**Material supplied**

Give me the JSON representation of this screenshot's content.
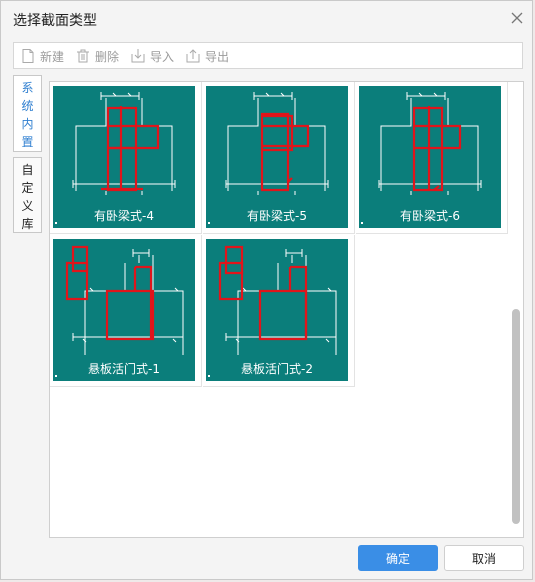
{
  "dialog": {
    "title": "选择截面类型"
  },
  "toolbar": {
    "new_label": "新建",
    "delete_label": "删除",
    "import_label": "导入",
    "export_label": "导出"
  },
  "sidebar": {
    "tab_builtin": [
      "系",
      "统",
      "内",
      "置"
    ],
    "tab_custom": [
      "自",
      "定",
      "义",
      "库"
    ]
  },
  "sections": [
    {
      "label": "有卧梁式-4"
    },
    {
      "label": "有卧梁式-5"
    },
    {
      "label": "有卧梁式-6"
    },
    {
      "label": "悬板活门式-1"
    },
    {
      "label": "悬板活门式-2"
    }
  ],
  "footer": {
    "ok_label": "确定",
    "cancel_label": "取消"
  },
  "colors": {
    "thumb_bg": "#0b7e7b",
    "rebar": "#e0151b",
    "primary": "#3a8ee6"
  }
}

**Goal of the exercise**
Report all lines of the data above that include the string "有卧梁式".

**Answer box**
      "label": "有卧梁式-4"
      "label": "有卧梁式-5"
      "label": "有卧梁式-6"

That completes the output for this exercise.